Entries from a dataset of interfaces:
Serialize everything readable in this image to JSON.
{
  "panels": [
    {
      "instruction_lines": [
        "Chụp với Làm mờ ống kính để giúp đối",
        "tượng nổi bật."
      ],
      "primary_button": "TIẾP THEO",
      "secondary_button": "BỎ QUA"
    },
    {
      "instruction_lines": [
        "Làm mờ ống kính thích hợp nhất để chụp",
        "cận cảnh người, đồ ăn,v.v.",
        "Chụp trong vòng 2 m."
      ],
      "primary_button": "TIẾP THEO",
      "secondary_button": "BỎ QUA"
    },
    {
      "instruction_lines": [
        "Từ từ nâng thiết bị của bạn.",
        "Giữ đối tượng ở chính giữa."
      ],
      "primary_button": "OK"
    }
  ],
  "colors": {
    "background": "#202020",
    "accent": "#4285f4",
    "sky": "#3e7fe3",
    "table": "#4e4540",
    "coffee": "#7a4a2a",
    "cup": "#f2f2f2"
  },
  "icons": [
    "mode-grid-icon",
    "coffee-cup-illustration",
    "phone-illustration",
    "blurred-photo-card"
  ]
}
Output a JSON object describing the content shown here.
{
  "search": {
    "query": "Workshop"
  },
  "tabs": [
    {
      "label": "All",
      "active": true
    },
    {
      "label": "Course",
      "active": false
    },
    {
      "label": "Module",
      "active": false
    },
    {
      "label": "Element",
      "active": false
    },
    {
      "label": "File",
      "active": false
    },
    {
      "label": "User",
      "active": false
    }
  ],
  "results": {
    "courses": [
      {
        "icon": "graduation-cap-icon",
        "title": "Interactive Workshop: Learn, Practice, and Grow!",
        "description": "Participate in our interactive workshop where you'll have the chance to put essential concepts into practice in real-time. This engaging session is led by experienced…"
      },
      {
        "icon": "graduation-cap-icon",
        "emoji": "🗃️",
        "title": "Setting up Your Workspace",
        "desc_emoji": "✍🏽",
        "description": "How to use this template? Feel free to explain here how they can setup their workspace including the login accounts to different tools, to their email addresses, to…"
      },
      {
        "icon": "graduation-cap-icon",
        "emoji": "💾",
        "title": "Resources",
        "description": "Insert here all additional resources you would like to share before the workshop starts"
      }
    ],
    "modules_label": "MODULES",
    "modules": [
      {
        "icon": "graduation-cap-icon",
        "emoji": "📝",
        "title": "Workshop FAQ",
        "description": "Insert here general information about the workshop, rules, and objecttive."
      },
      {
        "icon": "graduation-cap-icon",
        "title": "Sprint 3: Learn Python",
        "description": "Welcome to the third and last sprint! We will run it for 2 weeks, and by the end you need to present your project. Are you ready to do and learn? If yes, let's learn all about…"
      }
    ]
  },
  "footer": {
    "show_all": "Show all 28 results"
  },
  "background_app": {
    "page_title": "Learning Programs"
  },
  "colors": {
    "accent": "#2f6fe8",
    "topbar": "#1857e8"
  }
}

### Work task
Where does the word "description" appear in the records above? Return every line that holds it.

### Task solution
        "description": "Participate in our interactive workshop where you'll have the chance to put essential concepts into practice in real-time. This engaging session is led by experienced…"
        "description": "How to use this template? Feel free to explain here how they can setup their workspace including the login accounts to different tools, to their email addresses, to…"
        "description": "Insert here all additional resources you would like to share before the workshop starts"
        "description": "Insert here general information about the workshop, rules, and objecttive."
        "description": "Welcome to the third and last sprint! We will run it for 2 weeks, and by the end you need to present your project. Are you ready to do and learn? If yes, let's learn all about…"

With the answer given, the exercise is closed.